January 29 , 2007
Computational and Life Sciences
BY robin tricoles
Imagine sorting, storing and analyzing the three billion molecular base pairs that make up human DNA — all by yourself, without a computer. The task would be insurmountable. But with help from biochemists, geneticists and computer scientists equipped with powerful computers and software, this feat is possible. This is one of the many ideas behind Emory’s new Computational and Life Sciences Initiative.
The CLS Initiative includes three areas of concentration: computational science and informatics, synthetic science and systems biology. The initiative’s aim is to establish a vigorous community of scholars that links basic sciences with applied sciences through collaboration and education across the Health Sciences and Arts and Sciences to arrive at theoretical and applied solutions to important fundamental problems.
“Science is the driving force behind CLS,” said David Lynn, chair of Emory’s Department of Chemistry. “We hope that integrating these three areas and working across disciplines, schools and subjects will lead to fresh knowledge and discoveries in areas such as cancer therapy, imaging and pharmaceuticals.”
“CLS sees itself as a catalyst for bioinformatics and the life sciences. In the 20th century, science broke things down into parts. But in the 21st century, people are seeing how all those parts fit together,” said Lanny Liebeskind, Emory’s director of University Science Strategies. “By building this community of scholars, the result is a whole that is much greater than the sum of individual laboratories, departments and schools.”
Liebeskind says the upcoming year should be an active one for CLS with the search for a director and for new faculty as well as the launch of a Ph.D. and postdoctoral fellow program. To accommodate these new scholars, plans are under way to include offices and a communal workspace on two floors of the future addition to the chemistry building. And in spring 2008, the CLS will hold a conference marking the 150th anniversary of Darwin’s “Origin of Species.”
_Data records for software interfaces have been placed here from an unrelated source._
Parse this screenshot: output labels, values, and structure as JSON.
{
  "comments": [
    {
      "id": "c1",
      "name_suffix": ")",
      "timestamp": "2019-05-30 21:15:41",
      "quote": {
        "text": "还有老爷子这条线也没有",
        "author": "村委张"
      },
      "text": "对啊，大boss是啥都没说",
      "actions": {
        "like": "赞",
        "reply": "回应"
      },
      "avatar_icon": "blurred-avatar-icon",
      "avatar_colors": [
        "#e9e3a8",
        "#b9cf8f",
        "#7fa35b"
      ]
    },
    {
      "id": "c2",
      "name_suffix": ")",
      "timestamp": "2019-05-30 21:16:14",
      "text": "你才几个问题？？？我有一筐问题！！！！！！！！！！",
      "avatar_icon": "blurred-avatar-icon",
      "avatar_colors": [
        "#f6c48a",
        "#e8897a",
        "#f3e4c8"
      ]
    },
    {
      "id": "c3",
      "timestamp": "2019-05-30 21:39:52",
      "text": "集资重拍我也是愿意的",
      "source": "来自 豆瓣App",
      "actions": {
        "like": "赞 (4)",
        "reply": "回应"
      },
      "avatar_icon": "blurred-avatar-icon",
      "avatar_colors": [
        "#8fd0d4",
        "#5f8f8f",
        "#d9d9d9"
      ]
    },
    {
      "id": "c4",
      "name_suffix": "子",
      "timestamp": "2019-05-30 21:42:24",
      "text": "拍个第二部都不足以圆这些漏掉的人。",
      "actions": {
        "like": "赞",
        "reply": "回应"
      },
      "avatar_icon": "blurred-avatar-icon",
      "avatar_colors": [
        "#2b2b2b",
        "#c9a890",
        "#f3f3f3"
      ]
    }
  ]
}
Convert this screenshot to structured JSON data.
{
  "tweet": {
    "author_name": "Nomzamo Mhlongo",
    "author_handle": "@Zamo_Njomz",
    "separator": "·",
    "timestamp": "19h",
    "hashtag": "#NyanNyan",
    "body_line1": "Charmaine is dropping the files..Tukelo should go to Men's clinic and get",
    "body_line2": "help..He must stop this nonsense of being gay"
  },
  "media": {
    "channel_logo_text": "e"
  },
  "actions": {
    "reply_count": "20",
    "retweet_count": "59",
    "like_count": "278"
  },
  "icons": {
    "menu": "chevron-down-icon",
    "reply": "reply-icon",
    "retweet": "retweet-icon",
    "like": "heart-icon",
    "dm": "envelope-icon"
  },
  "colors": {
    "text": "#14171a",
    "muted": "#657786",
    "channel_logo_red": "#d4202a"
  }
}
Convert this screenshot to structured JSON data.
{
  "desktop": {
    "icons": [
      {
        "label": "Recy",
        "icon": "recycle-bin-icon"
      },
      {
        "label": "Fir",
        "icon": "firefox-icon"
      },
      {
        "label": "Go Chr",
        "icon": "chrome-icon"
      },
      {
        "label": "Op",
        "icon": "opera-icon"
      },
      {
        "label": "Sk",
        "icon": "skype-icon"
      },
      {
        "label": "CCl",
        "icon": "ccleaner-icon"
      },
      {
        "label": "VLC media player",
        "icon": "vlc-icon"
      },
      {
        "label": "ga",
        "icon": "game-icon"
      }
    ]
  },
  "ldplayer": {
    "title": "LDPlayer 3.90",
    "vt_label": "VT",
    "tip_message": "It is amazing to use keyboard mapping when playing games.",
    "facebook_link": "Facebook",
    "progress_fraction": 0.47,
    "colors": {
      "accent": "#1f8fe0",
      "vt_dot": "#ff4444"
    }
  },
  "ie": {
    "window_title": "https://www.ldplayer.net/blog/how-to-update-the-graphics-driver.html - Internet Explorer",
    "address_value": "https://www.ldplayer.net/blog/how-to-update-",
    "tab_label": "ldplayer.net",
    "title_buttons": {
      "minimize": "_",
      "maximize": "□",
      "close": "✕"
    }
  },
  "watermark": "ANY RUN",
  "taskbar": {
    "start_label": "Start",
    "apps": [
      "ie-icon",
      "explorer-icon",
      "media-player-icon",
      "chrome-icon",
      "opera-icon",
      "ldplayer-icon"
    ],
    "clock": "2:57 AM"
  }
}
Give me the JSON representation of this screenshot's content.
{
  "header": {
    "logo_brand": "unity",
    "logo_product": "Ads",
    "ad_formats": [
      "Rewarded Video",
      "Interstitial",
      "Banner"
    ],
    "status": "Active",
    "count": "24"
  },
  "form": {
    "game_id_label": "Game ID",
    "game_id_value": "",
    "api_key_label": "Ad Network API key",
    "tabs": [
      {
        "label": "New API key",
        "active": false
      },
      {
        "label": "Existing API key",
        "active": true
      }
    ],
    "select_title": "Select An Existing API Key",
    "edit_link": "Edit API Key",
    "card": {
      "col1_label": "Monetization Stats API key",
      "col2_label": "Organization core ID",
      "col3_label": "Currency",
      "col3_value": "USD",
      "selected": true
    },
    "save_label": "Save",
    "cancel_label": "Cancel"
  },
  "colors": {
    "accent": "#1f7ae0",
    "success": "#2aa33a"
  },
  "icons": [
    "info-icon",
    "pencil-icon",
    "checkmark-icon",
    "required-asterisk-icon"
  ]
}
For more information about the initiative, please visit CLS’s newly launched Web site at www.cls.emory.edu/index.php. The site contains detailed information about CLS, including up-to-date information on CLS fellowships and seminars as well as contact information of potential collaborators. Online forums on CLS-related topics are also available.